No, extras cover doesn’t affect your eligibility for the LHC loading. If you want to avoid the loading, you’ll need either a standalone hospital cover policy or a combined hospital and extras policy. While it won’t help you avoid the loading, there are many other benefits to having extras included in your policy.
Extras cover benefits include:
And much more. Depending on your level of cover, you’ll be able to access many services (most of which aren’t subsidised by Medicare) that you can use to maintain your health and keep you out of the hospital.
Along with the LHC loading, there are some other factors that will affect your health insurance premiums; namely, the Australian Government’s private health insurance rebate. This rebate is similar to the LHC loading in that it’s designed to incentivise Australians to take out private health insurance.
However, unlike the LHC, the rebate applies to hospital, extras and ambulance cover policies. You can claim this rebate as a reduction of your premiums or a tax offset when you lodge your annual tax return. The rebate is a percentage of your base insurance premium and doesn’t apply to the LHC loading.
The rebate amounts available until 30 June 2023 are:1
|Singles||< $93,000||$93,001-108,000||$108,001-144,000||> $144,001|
|Families||< $186,000||$186,001-216,000||$216,001-288,000||> $288,001|
|Base Tier||Tier 1||Tier 2||Tier 3|
|< age 65||24.608%||16.405%||8.202%||0%|
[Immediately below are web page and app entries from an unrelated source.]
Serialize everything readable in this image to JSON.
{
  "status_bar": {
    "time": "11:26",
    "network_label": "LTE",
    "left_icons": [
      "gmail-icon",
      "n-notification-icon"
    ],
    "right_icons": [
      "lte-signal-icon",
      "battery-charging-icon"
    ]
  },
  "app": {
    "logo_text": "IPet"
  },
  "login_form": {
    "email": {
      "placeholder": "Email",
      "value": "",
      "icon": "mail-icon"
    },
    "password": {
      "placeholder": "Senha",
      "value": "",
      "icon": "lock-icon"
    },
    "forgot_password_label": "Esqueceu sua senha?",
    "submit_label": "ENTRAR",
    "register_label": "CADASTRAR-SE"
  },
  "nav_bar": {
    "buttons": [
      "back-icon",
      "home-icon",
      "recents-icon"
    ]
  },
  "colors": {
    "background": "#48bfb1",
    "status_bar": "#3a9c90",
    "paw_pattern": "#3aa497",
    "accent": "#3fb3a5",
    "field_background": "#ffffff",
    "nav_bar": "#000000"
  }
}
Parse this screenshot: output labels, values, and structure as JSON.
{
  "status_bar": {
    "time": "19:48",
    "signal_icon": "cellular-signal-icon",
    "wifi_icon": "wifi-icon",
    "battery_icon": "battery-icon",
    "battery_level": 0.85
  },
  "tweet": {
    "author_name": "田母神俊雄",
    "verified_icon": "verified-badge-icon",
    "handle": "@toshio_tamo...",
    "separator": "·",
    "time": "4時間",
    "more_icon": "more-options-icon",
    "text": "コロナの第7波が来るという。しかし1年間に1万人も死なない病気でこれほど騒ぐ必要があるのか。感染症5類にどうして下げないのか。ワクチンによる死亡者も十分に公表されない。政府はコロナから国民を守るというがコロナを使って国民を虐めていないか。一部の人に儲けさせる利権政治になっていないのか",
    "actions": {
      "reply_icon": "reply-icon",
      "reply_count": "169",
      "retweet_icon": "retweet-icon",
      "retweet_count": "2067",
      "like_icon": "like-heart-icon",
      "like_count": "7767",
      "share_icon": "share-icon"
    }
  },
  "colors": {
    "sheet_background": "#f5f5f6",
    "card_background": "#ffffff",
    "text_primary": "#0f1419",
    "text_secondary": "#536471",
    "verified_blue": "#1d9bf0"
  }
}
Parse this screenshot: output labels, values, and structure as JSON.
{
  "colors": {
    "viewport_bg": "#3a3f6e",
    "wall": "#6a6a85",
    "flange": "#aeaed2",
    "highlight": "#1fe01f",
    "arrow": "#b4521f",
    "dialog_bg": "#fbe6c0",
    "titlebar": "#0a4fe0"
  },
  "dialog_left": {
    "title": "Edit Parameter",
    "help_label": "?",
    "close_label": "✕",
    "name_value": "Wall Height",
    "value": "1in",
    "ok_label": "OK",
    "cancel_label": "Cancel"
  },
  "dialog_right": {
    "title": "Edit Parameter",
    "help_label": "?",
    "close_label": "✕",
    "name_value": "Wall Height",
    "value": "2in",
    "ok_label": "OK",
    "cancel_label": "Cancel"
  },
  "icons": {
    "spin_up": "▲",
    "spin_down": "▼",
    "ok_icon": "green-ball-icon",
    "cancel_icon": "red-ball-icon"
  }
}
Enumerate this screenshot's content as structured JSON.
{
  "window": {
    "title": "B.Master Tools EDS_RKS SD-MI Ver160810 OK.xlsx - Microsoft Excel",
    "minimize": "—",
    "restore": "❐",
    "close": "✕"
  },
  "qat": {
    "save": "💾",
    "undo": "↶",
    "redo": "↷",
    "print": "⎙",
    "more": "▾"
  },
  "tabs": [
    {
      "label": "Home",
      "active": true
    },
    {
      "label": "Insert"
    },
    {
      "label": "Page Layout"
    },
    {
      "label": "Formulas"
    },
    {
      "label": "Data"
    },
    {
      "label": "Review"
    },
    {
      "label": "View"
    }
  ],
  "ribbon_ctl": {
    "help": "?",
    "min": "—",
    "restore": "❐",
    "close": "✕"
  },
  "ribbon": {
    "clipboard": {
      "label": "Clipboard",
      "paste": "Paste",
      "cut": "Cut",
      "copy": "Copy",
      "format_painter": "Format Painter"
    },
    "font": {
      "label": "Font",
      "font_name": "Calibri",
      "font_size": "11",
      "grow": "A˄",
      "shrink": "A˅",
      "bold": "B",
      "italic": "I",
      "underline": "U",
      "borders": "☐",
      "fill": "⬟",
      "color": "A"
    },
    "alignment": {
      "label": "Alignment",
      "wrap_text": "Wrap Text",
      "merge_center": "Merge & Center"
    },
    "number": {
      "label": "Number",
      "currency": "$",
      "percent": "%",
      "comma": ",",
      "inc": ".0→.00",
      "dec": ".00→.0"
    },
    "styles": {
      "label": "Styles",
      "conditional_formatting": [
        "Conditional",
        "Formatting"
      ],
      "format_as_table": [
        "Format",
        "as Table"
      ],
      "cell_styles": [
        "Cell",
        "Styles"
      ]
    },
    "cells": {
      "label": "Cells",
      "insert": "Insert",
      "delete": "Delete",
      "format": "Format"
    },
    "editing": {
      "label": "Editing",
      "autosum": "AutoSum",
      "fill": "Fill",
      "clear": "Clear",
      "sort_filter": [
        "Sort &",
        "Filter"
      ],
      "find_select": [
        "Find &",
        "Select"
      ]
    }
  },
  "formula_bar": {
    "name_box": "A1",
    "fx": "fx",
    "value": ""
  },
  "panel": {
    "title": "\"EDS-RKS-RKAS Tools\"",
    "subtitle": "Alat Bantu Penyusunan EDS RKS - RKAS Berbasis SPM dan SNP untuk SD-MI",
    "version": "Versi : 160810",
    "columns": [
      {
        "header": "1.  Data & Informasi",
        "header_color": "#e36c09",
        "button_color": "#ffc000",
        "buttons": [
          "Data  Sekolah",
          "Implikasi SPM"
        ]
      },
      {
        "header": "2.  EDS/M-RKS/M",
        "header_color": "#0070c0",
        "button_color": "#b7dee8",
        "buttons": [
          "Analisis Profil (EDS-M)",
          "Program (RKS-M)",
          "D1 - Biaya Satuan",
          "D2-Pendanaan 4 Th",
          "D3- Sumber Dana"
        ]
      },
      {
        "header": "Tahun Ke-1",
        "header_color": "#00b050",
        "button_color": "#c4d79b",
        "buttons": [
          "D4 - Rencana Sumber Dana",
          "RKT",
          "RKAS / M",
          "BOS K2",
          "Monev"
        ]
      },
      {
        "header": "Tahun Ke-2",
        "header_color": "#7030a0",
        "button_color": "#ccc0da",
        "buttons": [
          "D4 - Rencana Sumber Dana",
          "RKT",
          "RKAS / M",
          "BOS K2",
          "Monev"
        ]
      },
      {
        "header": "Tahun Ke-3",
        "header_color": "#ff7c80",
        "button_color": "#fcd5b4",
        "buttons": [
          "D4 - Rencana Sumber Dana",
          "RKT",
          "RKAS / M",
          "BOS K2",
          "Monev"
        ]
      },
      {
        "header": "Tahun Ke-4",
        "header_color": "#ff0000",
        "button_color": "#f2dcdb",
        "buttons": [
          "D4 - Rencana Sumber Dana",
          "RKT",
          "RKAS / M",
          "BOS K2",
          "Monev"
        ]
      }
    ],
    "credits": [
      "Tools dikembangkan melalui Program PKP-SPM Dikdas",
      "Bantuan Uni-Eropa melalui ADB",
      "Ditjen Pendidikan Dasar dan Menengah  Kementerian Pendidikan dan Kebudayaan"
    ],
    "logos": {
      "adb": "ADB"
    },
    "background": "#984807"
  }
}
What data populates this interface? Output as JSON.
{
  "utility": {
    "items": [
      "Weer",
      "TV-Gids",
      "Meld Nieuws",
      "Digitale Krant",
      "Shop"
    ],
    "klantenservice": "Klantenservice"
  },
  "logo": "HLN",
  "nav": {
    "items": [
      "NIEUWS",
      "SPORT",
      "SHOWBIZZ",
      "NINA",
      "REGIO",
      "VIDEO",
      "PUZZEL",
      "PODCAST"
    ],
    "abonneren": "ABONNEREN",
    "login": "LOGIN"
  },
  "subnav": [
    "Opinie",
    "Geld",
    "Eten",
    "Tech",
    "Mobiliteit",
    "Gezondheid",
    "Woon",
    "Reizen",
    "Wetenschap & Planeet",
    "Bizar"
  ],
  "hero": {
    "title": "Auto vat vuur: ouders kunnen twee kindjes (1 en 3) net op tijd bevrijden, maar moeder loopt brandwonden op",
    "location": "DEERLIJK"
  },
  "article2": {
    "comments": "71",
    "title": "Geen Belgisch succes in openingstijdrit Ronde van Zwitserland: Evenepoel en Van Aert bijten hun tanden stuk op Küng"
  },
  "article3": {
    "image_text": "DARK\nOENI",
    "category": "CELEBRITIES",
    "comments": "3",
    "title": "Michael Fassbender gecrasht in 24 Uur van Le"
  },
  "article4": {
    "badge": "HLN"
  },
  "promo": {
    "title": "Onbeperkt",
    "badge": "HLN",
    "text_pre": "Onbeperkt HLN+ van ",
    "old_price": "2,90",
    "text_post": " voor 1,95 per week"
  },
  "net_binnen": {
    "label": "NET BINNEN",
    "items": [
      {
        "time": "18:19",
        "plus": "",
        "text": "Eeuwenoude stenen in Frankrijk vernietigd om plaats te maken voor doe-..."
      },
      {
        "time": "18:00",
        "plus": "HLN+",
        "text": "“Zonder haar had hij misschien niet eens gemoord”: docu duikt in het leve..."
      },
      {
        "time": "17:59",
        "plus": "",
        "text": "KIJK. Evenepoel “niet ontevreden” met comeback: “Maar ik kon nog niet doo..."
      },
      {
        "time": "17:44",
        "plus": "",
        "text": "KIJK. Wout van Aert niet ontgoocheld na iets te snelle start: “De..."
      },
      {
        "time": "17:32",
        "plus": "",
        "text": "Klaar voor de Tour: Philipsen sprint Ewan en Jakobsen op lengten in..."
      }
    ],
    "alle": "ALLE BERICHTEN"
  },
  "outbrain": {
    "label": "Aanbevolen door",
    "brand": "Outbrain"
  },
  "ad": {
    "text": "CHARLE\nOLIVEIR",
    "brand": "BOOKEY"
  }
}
For single parents and families with children, the income thresholds are increased by $1,500 for each child after the first.
If you have a family policy, your LHC loading will be averaged between you and your partner. For example, if you’re 40 with an LHC loading of 20% and your partner is 50 with an LHC loading of 40%, your total LHC on your family policy will be 30%.
1 Privatehealth.gov.au, Australian Government Private Health Insurance, Accessed August 2022.